For our lay day in Utö there is an option of a ride to the other end of the island and everyone is in. There’s very little traffic on the roads and only a few hills, so even those of us who hadn’t been on bikes for years manage the trip. I’m not sure if it’s a change in the weather but the cloudscapes now are incredible, piled high in impossibly blue skies. The photographers in the group are having fun and the many photo opportunities along the way also act as rest stops for anyone who is feeling it, so we all arrive in good order for lunch, which is as lovely as we’ve been promised.
Our overnight stops include a mix of natural harbours and marinas. It’s the last weekend of the summer season when we arrive in Sandhamn marina and the town has a party feel. Dinner is at the Royal Swedish Yacht Club where the Australian flag is flying among the visitor flags. The band is finishing up as we head back to the yachts, but the marina is still buzzing and there’s music coming from all corners. It’s nice to experience this side of the archipelago, but on the whole I prefer the smaller islands. By the end of two weeks though, our skipper assures us we’ve pretty much had the full archipelago experience - including the small sauna hut with wood fires blazing and wooden deck for jumping into the water. Even in summer the water is a shock and I’m not sure I’d ever be up for the full winter experience. The one thing he’s disappointed about is that the fire ban in place has meant we haven’t been able to barbecue on shore. But we’re not that upset by the lack of rain.
However all that changes as we head into Stockholm for our final lunch. Just as we motor in front of the Grand Hotel the heavens open. ‘It’s not a problem’, says Magnus and sure enough within moments the storm passes. As we moor alongside the restaurant for lunch and step off the boats and onto our seats the sun comes out again. And the final race results: no surprise that our crew scores the wooden spoon award (or in this case wooden Swedish butterknife).
Afternoon in Sydney and it’s already growing dark. It’s hard to believe only a few weeks ago we were sitting in the long Swedish twilight on our first night in the Stockholm archipelago. But there’s a scent of cinnamon from the oven. I’ve found a recipe for cinnamon buns and it must be time for fika. I knew that butterknife would come in handy.

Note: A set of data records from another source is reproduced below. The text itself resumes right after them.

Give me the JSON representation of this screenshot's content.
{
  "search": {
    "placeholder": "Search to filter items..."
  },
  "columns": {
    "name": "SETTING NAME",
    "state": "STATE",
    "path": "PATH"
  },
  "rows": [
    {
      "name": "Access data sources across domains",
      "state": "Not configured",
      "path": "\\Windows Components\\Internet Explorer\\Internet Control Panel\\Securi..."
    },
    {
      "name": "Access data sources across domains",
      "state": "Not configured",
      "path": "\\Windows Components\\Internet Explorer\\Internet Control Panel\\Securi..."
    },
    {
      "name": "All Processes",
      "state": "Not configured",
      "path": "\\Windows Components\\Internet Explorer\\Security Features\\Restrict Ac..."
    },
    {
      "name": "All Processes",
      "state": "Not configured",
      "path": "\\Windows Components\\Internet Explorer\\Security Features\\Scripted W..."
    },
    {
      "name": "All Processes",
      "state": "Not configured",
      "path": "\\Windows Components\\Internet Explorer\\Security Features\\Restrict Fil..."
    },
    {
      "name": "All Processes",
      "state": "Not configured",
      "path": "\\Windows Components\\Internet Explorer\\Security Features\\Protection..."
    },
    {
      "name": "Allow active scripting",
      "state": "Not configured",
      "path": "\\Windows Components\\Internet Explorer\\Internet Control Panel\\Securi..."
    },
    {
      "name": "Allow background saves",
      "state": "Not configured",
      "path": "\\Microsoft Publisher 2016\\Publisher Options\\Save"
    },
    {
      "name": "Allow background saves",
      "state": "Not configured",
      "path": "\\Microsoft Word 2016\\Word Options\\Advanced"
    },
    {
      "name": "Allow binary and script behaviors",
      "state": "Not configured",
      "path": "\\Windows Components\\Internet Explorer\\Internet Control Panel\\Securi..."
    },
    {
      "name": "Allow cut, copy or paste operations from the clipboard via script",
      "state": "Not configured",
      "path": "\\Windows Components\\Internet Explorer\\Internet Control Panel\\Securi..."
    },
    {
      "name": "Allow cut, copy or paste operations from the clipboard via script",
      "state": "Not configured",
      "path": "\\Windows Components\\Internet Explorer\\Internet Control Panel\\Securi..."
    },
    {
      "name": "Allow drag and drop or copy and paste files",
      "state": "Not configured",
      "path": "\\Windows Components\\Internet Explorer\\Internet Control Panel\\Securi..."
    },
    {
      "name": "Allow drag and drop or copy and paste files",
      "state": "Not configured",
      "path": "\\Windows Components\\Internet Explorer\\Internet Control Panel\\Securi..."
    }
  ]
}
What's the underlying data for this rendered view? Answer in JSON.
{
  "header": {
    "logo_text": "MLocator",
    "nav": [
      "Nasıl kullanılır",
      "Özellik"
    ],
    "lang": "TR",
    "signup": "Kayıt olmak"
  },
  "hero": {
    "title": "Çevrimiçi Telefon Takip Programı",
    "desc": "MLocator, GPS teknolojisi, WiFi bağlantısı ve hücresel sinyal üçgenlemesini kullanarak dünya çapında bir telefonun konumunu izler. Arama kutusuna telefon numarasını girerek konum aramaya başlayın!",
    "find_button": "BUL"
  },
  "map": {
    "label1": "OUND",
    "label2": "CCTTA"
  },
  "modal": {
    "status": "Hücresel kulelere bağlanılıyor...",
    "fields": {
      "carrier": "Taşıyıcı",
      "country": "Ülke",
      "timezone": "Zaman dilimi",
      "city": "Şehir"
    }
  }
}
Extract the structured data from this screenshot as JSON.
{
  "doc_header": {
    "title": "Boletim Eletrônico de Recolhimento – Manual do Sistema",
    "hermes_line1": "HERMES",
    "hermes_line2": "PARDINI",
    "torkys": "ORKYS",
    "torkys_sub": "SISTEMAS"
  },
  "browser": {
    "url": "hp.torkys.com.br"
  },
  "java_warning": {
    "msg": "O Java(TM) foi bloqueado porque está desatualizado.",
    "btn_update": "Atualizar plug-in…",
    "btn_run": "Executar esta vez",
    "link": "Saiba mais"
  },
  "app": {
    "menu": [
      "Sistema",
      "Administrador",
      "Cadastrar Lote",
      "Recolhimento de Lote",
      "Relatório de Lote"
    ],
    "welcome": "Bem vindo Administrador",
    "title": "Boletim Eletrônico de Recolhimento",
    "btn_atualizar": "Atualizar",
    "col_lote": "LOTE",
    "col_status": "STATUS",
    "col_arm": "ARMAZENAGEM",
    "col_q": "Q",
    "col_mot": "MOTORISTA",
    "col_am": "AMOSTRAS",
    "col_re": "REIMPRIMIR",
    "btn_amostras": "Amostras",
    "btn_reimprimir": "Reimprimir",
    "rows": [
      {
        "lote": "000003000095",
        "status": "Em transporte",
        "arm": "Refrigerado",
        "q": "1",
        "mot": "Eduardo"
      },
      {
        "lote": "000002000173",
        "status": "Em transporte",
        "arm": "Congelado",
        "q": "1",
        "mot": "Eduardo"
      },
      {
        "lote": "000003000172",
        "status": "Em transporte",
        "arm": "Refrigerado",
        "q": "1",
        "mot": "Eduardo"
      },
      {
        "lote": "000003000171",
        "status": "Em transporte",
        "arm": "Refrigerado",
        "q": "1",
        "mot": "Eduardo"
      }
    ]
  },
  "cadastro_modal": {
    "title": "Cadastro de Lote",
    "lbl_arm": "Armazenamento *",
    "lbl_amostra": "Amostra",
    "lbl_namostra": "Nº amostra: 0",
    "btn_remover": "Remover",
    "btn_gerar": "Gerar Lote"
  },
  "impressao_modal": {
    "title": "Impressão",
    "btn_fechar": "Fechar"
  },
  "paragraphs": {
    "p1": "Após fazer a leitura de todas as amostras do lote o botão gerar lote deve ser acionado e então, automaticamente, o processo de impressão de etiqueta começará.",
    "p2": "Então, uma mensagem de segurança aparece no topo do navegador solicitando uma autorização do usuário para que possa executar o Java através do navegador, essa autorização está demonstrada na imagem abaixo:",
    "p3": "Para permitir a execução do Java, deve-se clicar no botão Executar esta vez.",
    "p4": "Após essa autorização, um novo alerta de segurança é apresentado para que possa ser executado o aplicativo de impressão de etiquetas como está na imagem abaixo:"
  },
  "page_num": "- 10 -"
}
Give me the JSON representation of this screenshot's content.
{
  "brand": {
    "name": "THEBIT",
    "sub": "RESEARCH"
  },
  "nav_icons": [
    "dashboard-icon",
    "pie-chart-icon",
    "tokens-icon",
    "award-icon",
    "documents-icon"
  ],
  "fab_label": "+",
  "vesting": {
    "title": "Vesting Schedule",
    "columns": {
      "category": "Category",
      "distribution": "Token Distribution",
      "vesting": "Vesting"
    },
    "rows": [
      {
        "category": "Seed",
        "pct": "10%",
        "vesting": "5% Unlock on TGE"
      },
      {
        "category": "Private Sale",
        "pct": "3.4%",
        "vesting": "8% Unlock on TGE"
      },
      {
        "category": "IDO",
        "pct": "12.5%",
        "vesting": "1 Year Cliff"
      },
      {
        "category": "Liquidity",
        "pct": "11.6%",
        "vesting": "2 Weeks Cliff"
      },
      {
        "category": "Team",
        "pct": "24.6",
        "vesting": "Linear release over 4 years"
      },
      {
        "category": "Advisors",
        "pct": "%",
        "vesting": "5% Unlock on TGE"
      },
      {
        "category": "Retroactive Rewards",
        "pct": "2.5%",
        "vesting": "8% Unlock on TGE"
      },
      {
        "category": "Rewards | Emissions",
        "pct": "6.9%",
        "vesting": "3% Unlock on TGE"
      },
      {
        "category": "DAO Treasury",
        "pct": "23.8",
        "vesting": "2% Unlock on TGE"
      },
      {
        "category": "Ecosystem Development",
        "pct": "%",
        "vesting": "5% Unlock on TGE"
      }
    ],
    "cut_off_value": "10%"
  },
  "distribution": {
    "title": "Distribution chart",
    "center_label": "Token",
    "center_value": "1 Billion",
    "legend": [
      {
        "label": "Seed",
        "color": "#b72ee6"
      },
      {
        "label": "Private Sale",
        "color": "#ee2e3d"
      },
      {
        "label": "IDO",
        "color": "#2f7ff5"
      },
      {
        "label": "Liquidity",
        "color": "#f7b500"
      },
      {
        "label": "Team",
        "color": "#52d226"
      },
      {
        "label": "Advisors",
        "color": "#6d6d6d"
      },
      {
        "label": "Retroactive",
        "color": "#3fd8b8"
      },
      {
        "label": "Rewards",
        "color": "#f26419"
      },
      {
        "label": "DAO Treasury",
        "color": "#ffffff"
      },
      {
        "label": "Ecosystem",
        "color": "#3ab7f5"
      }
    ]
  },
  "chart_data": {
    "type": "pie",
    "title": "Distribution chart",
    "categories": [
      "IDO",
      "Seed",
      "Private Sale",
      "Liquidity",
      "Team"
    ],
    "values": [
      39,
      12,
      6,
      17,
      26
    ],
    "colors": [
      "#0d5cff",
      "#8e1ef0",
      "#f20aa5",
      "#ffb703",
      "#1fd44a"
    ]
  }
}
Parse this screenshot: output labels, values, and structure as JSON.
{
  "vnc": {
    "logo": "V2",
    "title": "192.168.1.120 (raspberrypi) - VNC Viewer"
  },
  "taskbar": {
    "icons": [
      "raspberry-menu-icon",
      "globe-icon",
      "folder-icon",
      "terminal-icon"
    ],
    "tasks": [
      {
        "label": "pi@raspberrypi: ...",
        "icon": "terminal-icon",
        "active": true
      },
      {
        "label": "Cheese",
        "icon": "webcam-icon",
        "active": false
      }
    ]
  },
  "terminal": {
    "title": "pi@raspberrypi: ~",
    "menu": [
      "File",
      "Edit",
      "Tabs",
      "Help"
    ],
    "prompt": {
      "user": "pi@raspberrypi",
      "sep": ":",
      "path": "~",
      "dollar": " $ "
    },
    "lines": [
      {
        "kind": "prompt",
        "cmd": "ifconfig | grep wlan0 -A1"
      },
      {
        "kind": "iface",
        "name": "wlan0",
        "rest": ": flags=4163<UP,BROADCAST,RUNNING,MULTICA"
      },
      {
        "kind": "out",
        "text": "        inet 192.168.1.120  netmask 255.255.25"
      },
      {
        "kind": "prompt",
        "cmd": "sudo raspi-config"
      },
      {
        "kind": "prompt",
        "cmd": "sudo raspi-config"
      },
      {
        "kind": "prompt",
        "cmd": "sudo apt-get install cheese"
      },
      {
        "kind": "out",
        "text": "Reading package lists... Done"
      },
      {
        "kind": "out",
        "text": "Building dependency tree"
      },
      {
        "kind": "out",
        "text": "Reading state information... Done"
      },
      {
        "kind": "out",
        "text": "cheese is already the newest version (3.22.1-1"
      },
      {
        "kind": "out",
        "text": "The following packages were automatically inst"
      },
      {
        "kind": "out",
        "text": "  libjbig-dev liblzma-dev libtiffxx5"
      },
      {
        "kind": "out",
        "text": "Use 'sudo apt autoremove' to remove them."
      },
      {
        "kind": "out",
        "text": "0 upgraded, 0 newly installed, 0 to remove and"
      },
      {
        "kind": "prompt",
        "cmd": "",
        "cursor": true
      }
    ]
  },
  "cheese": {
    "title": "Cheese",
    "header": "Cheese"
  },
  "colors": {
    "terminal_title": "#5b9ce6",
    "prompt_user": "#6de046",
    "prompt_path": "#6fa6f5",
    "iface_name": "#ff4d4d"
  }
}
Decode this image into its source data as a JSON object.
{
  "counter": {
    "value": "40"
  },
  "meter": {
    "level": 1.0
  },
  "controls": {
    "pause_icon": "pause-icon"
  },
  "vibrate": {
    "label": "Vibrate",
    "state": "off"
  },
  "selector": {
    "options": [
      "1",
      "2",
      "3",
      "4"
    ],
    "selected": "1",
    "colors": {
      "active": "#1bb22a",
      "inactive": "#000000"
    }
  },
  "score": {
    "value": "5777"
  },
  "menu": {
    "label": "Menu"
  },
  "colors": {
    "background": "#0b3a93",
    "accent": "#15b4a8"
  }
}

- Catherine Hughes, Sweden Yacht Rally 2019
Images from this rally can be viewed here, and were taken by clients of the Sweden Yacht Rally Annie and Scott Davies.